This will be a different test for the 27-year-old, a really challenging one, but he possesses the talent and technique to flourish.
Yorkshire’s contribution to the series could well prove to be significant.
Joe Root is now the best batsman in England – and one of the finest in the world. Gary Ballance has had a torrid time lately, but he will surely come again. Jonny Bairstow and Adil Rashid are outstanding natural talents. Liam Plunkett is a key force with the ball when fully-fit.
It could almost be Yorkshire versus Australia, such are the number of White Rose players in and around the national set-up, which is a feather in the cap for the Headingley staff.
Yorkshire almost provided the new England coach too, but that job went to Trevor Bayliss over Gillespie.
Bayliss, another Australian, has inside knowledge of the visiting team that may well come in very handy.
He took temporary charge of Australia for their T20 series in South Africa last year, while he has also coached New South Wales in the Sheffield Shield and Sydney Sixers in the Australian Big Bash.
Bayliss is widely regarded – not least by Clarke’s players – and is renowned for his positive mentality.

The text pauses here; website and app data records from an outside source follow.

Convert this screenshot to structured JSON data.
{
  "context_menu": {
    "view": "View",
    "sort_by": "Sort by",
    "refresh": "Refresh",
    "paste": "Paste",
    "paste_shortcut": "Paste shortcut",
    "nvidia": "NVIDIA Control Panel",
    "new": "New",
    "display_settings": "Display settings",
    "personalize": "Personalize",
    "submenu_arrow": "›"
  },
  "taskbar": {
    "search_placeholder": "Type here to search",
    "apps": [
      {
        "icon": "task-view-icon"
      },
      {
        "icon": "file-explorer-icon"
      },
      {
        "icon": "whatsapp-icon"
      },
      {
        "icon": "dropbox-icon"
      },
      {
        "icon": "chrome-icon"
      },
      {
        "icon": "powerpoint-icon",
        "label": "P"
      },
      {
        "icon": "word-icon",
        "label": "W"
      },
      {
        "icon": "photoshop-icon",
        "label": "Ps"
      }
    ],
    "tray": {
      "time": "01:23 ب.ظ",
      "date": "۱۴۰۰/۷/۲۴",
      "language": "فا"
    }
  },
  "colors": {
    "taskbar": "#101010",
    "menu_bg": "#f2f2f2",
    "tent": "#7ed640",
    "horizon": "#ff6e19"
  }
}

If that rubs off on Cook and has the effect of making him more aggressive as a captain, so much the better.
So, Australia start as favourites, but do not dismiss England.
They have momentum after their ODI series win over New Zealand, even if the Ashes is a different format and kettle of fish.
Australia have not won an Ashes campaign in this country for 14 years, when Gillespie and co ruled the roost, and it may not be the walkover that some people predict.
If England are positive, fearless and get the nation behind them, they could yet reprise that glorious summer of 2005.